When Intel started getting chatty about its Atom processor last year, the company boasted that the chip's x86 architecture would allow it to run the full Internet—including Adobe Flash, which has spotty or non-existent support on current smart phones. Atom hasn't made its way into phones yet, but full Flash compatibility may not be a big selling point if it does: Adobe has announced plans to port its new Flash Player 10 software to ARM platforms.
CNet News was on the scene at the announcement in San Francisco, and it says Adobe CTO Kevin Lynch "demonstrated Flash Player 10 on devices running Nokia's Symbian operating system, Microsoft's Windows Mobile, and Google's Android operating system." Apple was conspicuously absent from the list. Lynch commented after grabbing an iPhone, "This needs a little more baking. We need to pass the taste test of Apple's head chef."

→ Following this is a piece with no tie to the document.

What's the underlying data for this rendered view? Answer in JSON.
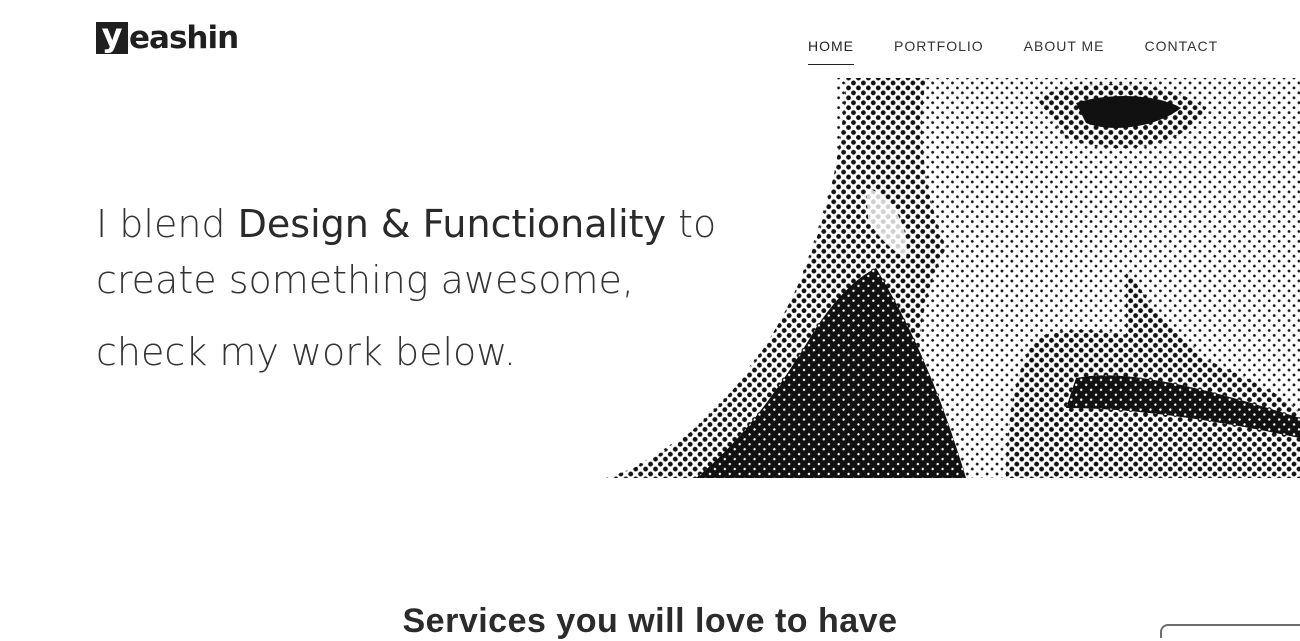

Adobe has been offering stripped-down Flash Lite software for handhelds for years now, and CNet News says the company is continuing to work on it. With the full-fledged, ARM-compatible Flash Player 10 release, however, Lynch specified that Adobe is targeting "the higher end of the mobile market." Presumably, Flash's high processing demands make it a poor fit for lower-end devices.